But those ideas certainly aren’t pressing. This Christmas, I’m more than content to sit between my speakers and listen to the glorious sounds made by my current rig. And as I mentioned off the top, I can’t wait to tear the wrapping paper off my gifts and find out if Santa brought me any new vinyl, blu-rays, or high-res audio files 🙂

Stupid Poetic Justice…

I’m thrilled to report that a vinyl compendium of brilliant new songs by the venerable New Pornographers has just arrived in my mailbox. It’s called Whiteout Conditions, and it’s eleven new tracks of pure power-pop glory. 

Unfortunately, it arrived just as central Alberta has been caught in the throes of an actual whiteout. On Easter weekend!


Doh!

Nevertheless, I’m looking forward to heading downstairs to the trusty man-cave with a beer or three and giving this new, blue musical platter an inaugural spin. 

I see from the liner notes that Neko Case was part of the recordings, and I’ve heard that she’s going to be on the tour, too. Cool! But not the inimitable Dan Bejar, who is sitting this NP record out. Presumably he has a new Destroyer album and tour in the works this year. Bejar’s oddball songs are often the perfect counterpoint to A.C. Newman’s clever, electric pop confections. Most charmingly, I think Bejar comes up with his song titles by randomly flipping through a dictionary and picking the first three words that catch his eye. Look for “Verily Trombone Unicorn” to feature prominently on a future New Pornographers release 🙂

For now, as the snow continues to pile up outside, it’s always great to unwrap new music by Canada’s greatest exporters of intelligent power-pop. To the man-cave I go!

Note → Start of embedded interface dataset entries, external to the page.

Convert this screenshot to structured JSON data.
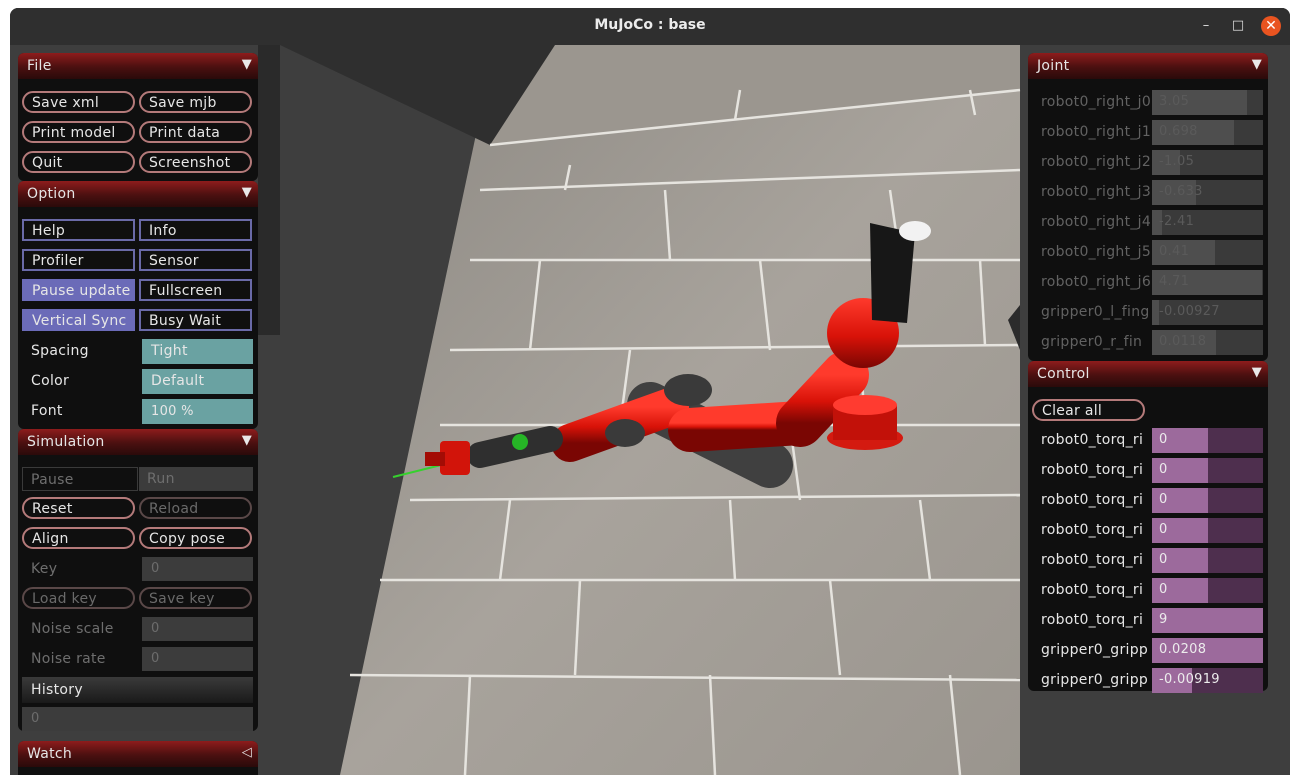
{
  "window": {
    "title": "MuJoCo : base",
    "minimize": "–",
    "maximize": "□",
    "close": "✕"
  },
  "file": {
    "title": "File",
    "arrow": "▼",
    "save_xml": "Save xml",
    "save_mjb": "Save mjb",
    "print_model": "Print model",
    "print_data": "Print data",
    "quit": "Quit",
    "screenshot": "Screenshot"
  },
  "option": {
    "title": "Option",
    "arrow": "▼",
    "help": "Help",
    "info": "Info",
    "profiler": "Profiler",
    "sensor": "Sensor",
    "pause_update": "Pause update",
    "fullscreen": "Fullscreen",
    "vertical_sync": "Vertical Sync",
    "busy_wait": "Busy Wait",
    "spacing_label": "Spacing",
    "spacing_value": "Tight",
    "color_label": "Color",
    "color_value": "Default",
    "font_label": "Font",
    "font_value": "100 %"
  },
  "simulation": {
    "title": "Simulation",
    "arrow": "▼",
    "pause": "Pause",
    "run": "Run",
    "reset": "Reset",
    "reload": "Reload",
    "align": "Align",
    "copy_pose": "Copy pose",
    "key_label": "Key",
    "key_value": "0",
    "load_key": "Load key",
    "save_key": "Save key",
    "noise_scale_label": "Noise scale",
    "noise_scale_value": "0",
    "noise_rate_label": "Noise rate",
    "noise_rate_value": "0",
    "history_label": "History",
    "history_value": "0"
  },
  "watch": {
    "title": "Watch",
    "arrow": "◁"
  },
  "joint": {
    "title": "Joint",
    "arrow": "▼",
    "items": [
      {
        "name": "robot0_right_j0",
        "value": "3.05",
        "fill": 0.86
      },
      {
        "name": "robot0_right_j1",
        "value": "0.698",
        "fill": 0.74
      },
      {
        "name": "robot0_right_j2",
        "value": "-1.05",
        "fill": 0.25
      },
      {
        "name": "robot0_right_j3",
        "value": "-0.633",
        "fill": 0.4
      },
      {
        "name": "robot0_right_j4",
        "value": "-2.41",
        "fill": 0.09
      },
      {
        "name": "robot0_right_j5",
        "value": "0.41",
        "fill": 0.57
      },
      {
        "name": "robot0_right_j6",
        "value": "4.71",
        "fill": 0.99
      },
      {
        "name": "gripper0_l_fing",
        "value": "-0.00927",
        "fill": 0.06
      },
      {
        "name": "gripper0_r_fin",
        "value": "0.0118",
        "fill": 0.58
      }
    ]
  },
  "control": {
    "title": "Control",
    "arrow": "▼",
    "clear_all": "Clear all",
    "items": [
      {
        "name": "robot0_torq_ri",
        "value": "0",
        "fill": 0.5
      },
      {
        "name": "robot0_torq_ri",
        "value": "0",
        "fill": 0.5
      },
      {
        "name": "robot0_torq_ri",
        "value": "0",
        "fill": 0.5
      },
      {
        "name": "robot0_torq_ri",
        "value": "0",
        "fill": 0.5
      },
      {
        "name": "robot0_torq_ri",
        "value": "0",
        "fill": 0.5
      },
      {
        "name": "robot0_torq_ri",
        "value": "0",
        "fill": 0.5
      },
      {
        "name": "robot0_torq_ri",
        "value": "9",
        "fill": 1.0
      },
      {
        "name": "gripper0_gripp",
        "value": "0.0208",
        "fill": 1.0
      },
      {
        "name": "gripper0_gripp",
        "value": "-0.00919",
        "fill": 0.36
      }
    ]
  }
}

Championship Vinyl

This past Friday, Christmas came early for record lovers. While other folks were trampling each other for Chinese flat-screen televisions at Best Buy, the scene was a little more genial at indie record shops across North America.

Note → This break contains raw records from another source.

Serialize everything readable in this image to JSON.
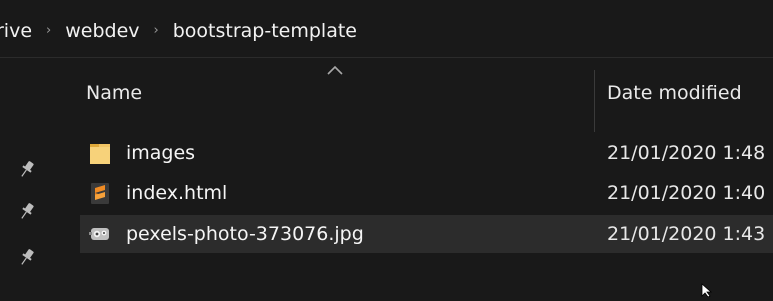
{
  "breadcrumb": {
    "items": [
      "rive",
      "webdev",
      "bootstrap-template"
    ],
    "separator": "›"
  },
  "columns": {
    "name": "Name",
    "date_modified": "Date modified"
  },
  "files": [
    {
      "name": "images",
      "date": "21/01/2020 1:48",
      "icon": "folder-icon"
    },
    {
      "name": "index.html",
      "date": "21/01/2020 1:40",
      "icon": "sublime-text-file-icon"
    },
    {
      "name": "pexels-photo-373076.jpg",
      "date": "21/01/2020 1:43",
      "icon": "image-file-icon",
      "selected": true
    }
  ],
  "quick_access_pins": 3,
  "colors": {
    "background": "#191919",
    "selected_row": "#2c2c2c",
    "folder": "#f2c464",
    "sublime": "#f08b24"
  }
}
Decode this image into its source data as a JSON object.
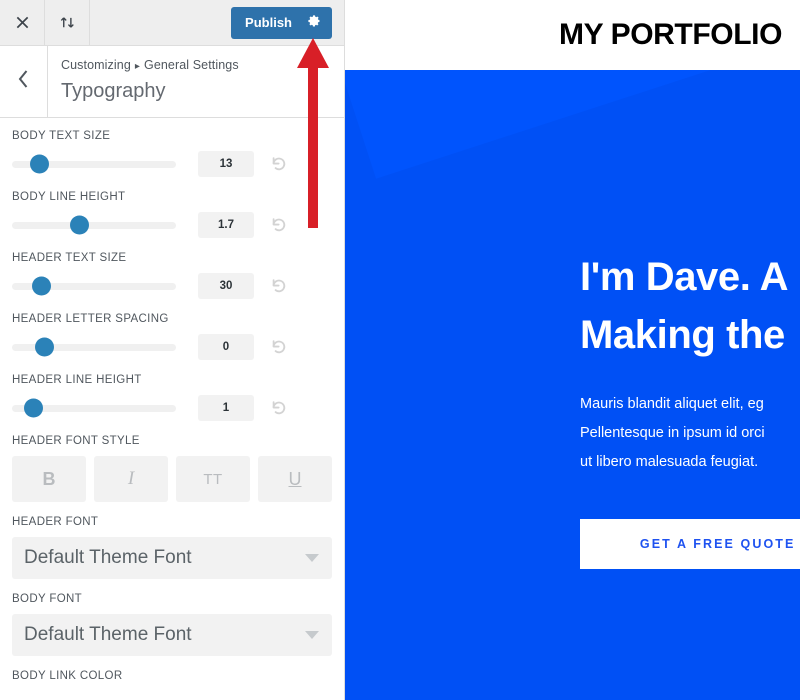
{
  "customizer": {
    "topbar": {
      "close_label": "close-icon",
      "devices_label": "collapse-icon",
      "publish_label": "Publish",
      "publish_gear_label": "gear-icon"
    },
    "header": {
      "back_label": "back-icon",
      "breadcrumb_root": "Customizing",
      "breadcrumb_separator": "▸",
      "breadcrumb_parent": "General Settings",
      "title": "Typography"
    },
    "sliders": [
      {
        "label": "BODY TEXT SIZE",
        "value": "13",
        "percent": 17
      },
      {
        "label": "BODY LINE HEIGHT",
        "value": "1.7",
        "percent": 41
      },
      {
        "label": "HEADER TEXT SIZE",
        "value": "30",
        "percent": 18
      },
      {
        "label": "HEADER LETTER SPACING",
        "value": "0",
        "percent": 20
      },
      {
        "label": "HEADER LINE HEIGHT",
        "value": "1",
        "percent": 13
      }
    ],
    "font_style": {
      "label": "HEADER FONT STYLE",
      "buttons": [
        {
          "name": "bold",
          "glyph": "B"
        },
        {
          "name": "italic",
          "glyph": "I"
        },
        {
          "name": "uppercase",
          "glyph": "TT"
        },
        {
          "name": "underline",
          "glyph": "U"
        }
      ]
    },
    "header_font": {
      "label": "HEADER FONT",
      "value": "Default Theme Font"
    },
    "body_font": {
      "label": "BODY FONT",
      "value": "Default Theme Font"
    },
    "body_link_color": {
      "label": "BODY LINK COLOR"
    },
    "annotation": {
      "arrow_color": "#d81f27",
      "points_to": "publish-gear-button"
    },
    "accent_color": "#2b82b8"
  },
  "preview": {
    "site_title": "MY PORTFOLIO",
    "hero": {
      "background_color": "#0050f5",
      "headline_line1": "I'm Dave. A",
      "headline_line2": "Making the",
      "paragraph_line1": "Mauris blandit aliquet elit, eg",
      "paragraph_line2": "Pellentesque in ipsum id orci",
      "paragraph_line3": "ut libero malesuada feugiat.",
      "cta_label": "GET A FREE QUOTE »",
      "cta_text_color": "#1e52f0"
    }
  }
}
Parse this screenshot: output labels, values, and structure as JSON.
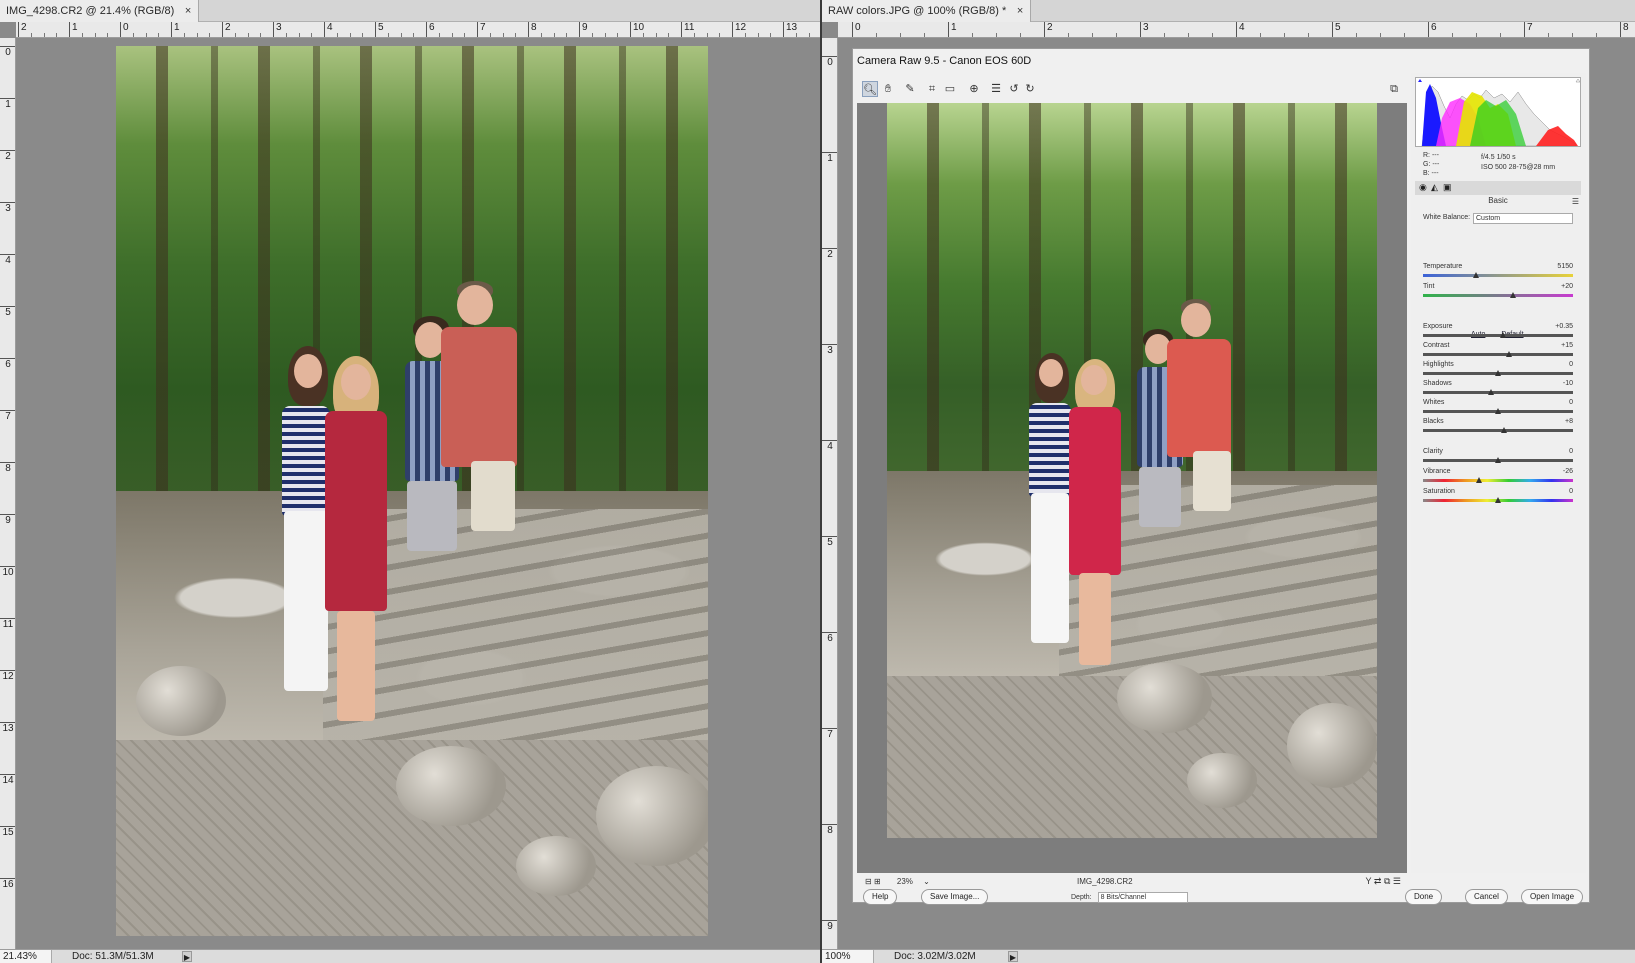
{
  "left_doc": {
    "tab_title": "IMG_4298.CR2 @ 21.4% (RGB/8)",
    "close_glyph": "×",
    "ruler_top_labels": [
      "2",
      "1",
      "0",
      "1",
      "2",
      "3",
      "4",
      "5",
      "6",
      "7",
      "8",
      "9",
      "10",
      "11",
      "12",
      "13"
    ],
    "ruler_left_labels": [
      "0",
      "1",
      "2",
      "3",
      "4",
      "5",
      "6",
      "7",
      "8",
      "9",
      "10",
      "11",
      "12",
      "13",
      "14",
      "15",
      "16"
    ],
    "status_zoom": "21.43%",
    "status_doc": "Doc: 51.3M/51.3M"
  },
  "right_doc": {
    "tab_title": "RAW colors.JPG @ 100% (RGB/8) *",
    "close_glyph": "×",
    "ruler_top_labels": [
      "0",
      "1",
      "2",
      "3",
      "4",
      "5",
      "6",
      "7",
      "8"
    ],
    "ruler_left_labels": [
      "0",
      "1",
      "2",
      "3",
      "4",
      "5",
      "6",
      "7",
      "8",
      "9"
    ],
    "status_zoom": "100%",
    "status_doc": "Doc: 3.02M/3.02M"
  },
  "camera_raw": {
    "title": "Camera Raw 9.5  -  Canon EOS 60D",
    "histogram_readout": {
      "r": "R:   ---",
      "g": "G:   ---",
      "b": "B:   ---",
      "aperture_shutter": "f/4.5    1/50 s",
      "iso_lens": "ISO 500    28-75@28 mm"
    },
    "panel_heading": "Basic",
    "white_balance_label": "White Balance:",
    "white_balance_value": "Custom",
    "auto_label": "Auto",
    "default_label": "Default",
    "sliders": [
      {
        "label": "Temperature",
        "value": "5150",
        "position": 0.35
      },
      {
        "label": "Tint",
        "value": "+20",
        "position": 0.6
      },
      {
        "label": "Exposure",
        "value": "+0.35",
        "position": 0.53
      },
      {
        "label": "Contrast",
        "value": "+15",
        "position": 0.57
      },
      {
        "label": "Highlights",
        "value": "0",
        "position": 0.5
      },
      {
        "label": "Shadows",
        "value": "-10",
        "position": 0.45
      },
      {
        "label": "Whites",
        "value": "0",
        "position": 0.5
      },
      {
        "label": "Blacks",
        "value": "+8",
        "position": 0.54
      },
      {
        "label": "Clarity",
        "value": "0",
        "position": 0.5
      },
      {
        "label": "Vibrance",
        "value": "-26",
        "position": 0.37
      },
      {
        "label": "Saturation",
        "value": "0",
        "position": 0.5
      }
    ],
    "preview_zoom": "23%",
    "preview_filename": "IMG_4298.CR2",
    "depth_label": "Depth:",
    "depth_value": "8 Bits/Channel",
    "buttons": {
      "help": "Help",
      "save_image": "Save Image...",
      "done": "Done",
      "cancel": "Cancel",
      "open_image": "Open Image"
    }
  }
}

This year’s Black Friday special releases covered virtually the entire spectrum of modern music, from indie rock to hip-hop to 60’s psychedelia to jazz greats to (god help us) Dave Matthews Band. Even the impeccably weird John Malkovich got in on the action, lending his vocal stylings to an album of other artists’ music.

My local store opened their doors at 10 am. I was tied up at work – and frankly I’m crowd-averse anyway – so I wasn’t there for the initial surge of thirty hard-core vinyl freaks. But I did manage to sneak out of work a little early, so off I went to shop for new ‘friends’ on vinyl.

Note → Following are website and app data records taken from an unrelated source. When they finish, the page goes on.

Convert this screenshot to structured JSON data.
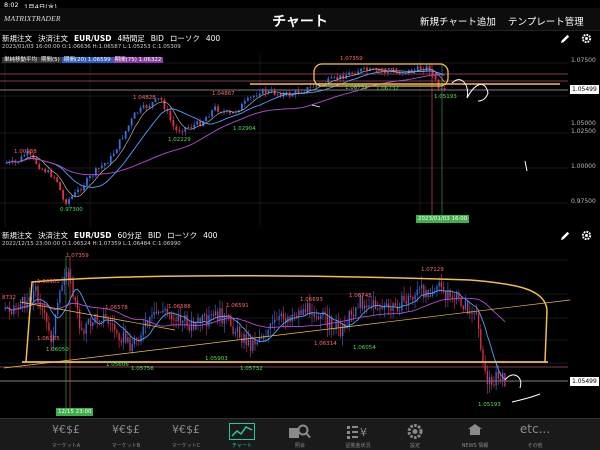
{
  "status_bar": {
    "time": "8:02",
    "date": "1月4日(水)"
  },
  "header": {
    "logo": "MATRIXTRADER",
    "title": "チャート",
    "new_chart": "新規チャート追加",
    "template": "テンプレート管理"
  },
  "top_panel": {
    "order_new": "新規注文",
    "order_settle": "決済注文",
    "symbol": "EUR/USD",
    "timeframe": "4時間足",
    "side": "BID",
    "chart_kind": "ローソク",
    "count": "400",
    "ohlc": "2023/01/03 16:00:00  O:1.06636  H:1.06587  L:1.05253  C:1.05309",
    "legend": [
      "単純移動平均",
      "期間(5)",
      "期間(20) 1.06599",
      "期間(75) 1.06322"
    ],
    "y_ticks": [
      "1.07500",
      "1.05000",
      "1.02500",
      "1.00000",
      "0.97500"
    ],
    "current_price": "1.05499",
    "cursor_time": "2023/01/03 16:00",
    "markers": [
      {
        "text": "1.07359",
        "color": "#ff6a6a"
      },
      {
        "text": "1.06594",
        "color": "#ff6a6a"
      },
      {
        "text": "1.04828",
        "color": "#ff6a6a"
      },
      {
        "text": "1.04867",
        "color": "#ff6a6a"
      },
      {
        "text": "1.00938",
        "color": "#ff6a6a"
      },
      {
        "text": "1.06759",
        "color": "#55dd55"
      },
      {
        "text": "1.06732",
        "color": "#55dd55"
      },
      {
        "text": "1.05193",
        "color": "#55dd55"
      },
      {
        "text": "1.02229",
        "color": "#55dd55"
      },
      {
        "text": "1.02904",
        "color": "#55dd55"
      },
      {
        "text": "0.97300",
        "color": "#55dd55"
      }
    ]
  },
  "bottom_panel": {
    "order_new": "新規注文",
    "order_settle": "決済注文",
    "symbol": "EUR/USD",
    "timeframe": "60分足",
    "side": "BID",
    "chart_kind": "ローソク",
    "count": "400",
    "ohlc": "2022/12/15 23:00:00  O:1.06524  H:1.07359  L:1.06484  C:1.06990",
    "current_price": "1.05499",
    "cursor_time": "12/15 23:00",
    "markers_high": [
      {
        "text": "1.07359"
      },
      {
        "text": "1.06983"
      },
      {
        "text": "1.06578"
      },
      {
        "text": "1.06588"
      },
      {
        "text": "1.06591"
      },
      {
        "text": "1.06693"
      },
      {
        "text": "1.06745"
      },
      {
        "text": "1.07129"
      },
      {
        "text": "1.06165"
      },
      {
        "text": "1.06314"
      },
      {
        "text": "8732"
      }
    ],
    "markers_low": [
      {
        "text": "1.06050"
      },
      {
        "text": "1.05606"
      },
      {
        "text": "1.05756"
      },
      {
        "text": "1.05903"
      },
      {
        "text": "1.05732"
      },
      {
        "text": "1.06054"
      },
      {
        "text": "1.05193"
      }
    ]
  },
  "tabs": [
    {
      "icon": "¥€$£",
      "label": "マーケットA"
    },
    {
      "icon": "¥€$£",
      "label": "マーケットB"
    },
    {
      "icon": "¥€$£",
      "label": "マーケットC"
    },
    {
      "icon": "chart-icon",
      "label": "チャート"
    },
    {
      "icon": "search-icon",
      "label": "照会"
    },
    {
      "icon": "report-icon",
      "label": "証拠金状況"
    },
    {
      "icon": "gear-icon",
      "label": "設定"
    },
    {
      "icon": "news-icon",
      "label": "NEWS 情報"
    },
    {
      "icon": "etc...",
      "label": "その他"
    }
  ],
  "colors": {
    "accent": "#28c79b",
    "bull": "#3a6fe0",
    "bear": "#e0334a",
    "sma_short": "#4fa0ff",
    "sma_mid": "#b04fd0",
    "annotation": "#f2c04a"
  }
}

I really wanted a copy of the new Beck single “Dreams”, but the shopkeeper said they didn’t receive any copies from their American suppliers. I had a look at the new Zombies live recording from their BBC appearances, but it contained hardly any tracks from their landmark Odessey and Oracle album so I let it be. And while I was intrigued by seeing Green Day’s American Idiot on vinyl, $55 was a little too steep for me.

As you can see, I didn’t exactly come away empty-handed. I did snag myself a newly re-issued copy of the High Fidelity soundtrack on double orange vinyl – surely Barry Jive of Championship Vinyl would approve.  And I managed to grab a copy of my most anticipated Black Friday 2015 release – the new Spoon 10″ with their rambunctious cover of “TV Set” by the Cramps. On hot pink vinyl, no less!

The store also had their regular stock on sale for 20% off. I gratefully picked up the new Wilco, Mew, and Mercury Rev albums. Grabbed the full six LP version of Ryan Adams’ Carnegie Hall gigs somewhat on impulse, after enjoying the single LP version way more than I expected to. Scored two Eels re-releases on vinyl to ensure I won’t soon run out of bummer-rock music. And after some digging thru the vaunted “audiophile” crate, I unearthed 180g reissues of two ace Manic Street Preachers records. All in all, it was a good haul.

But at what point does a hobby become an obsession? Is it when you buy 12 records in one week? It’s probably a good idea for me to put a moratorium on new purchases until after Christmas, lest I become the sad vinyl-collecting version of the Crazy Cat Lady 🙂

Hope you also made it out there this weekend to support your local record store. If not, see you there in April for RSD 2016!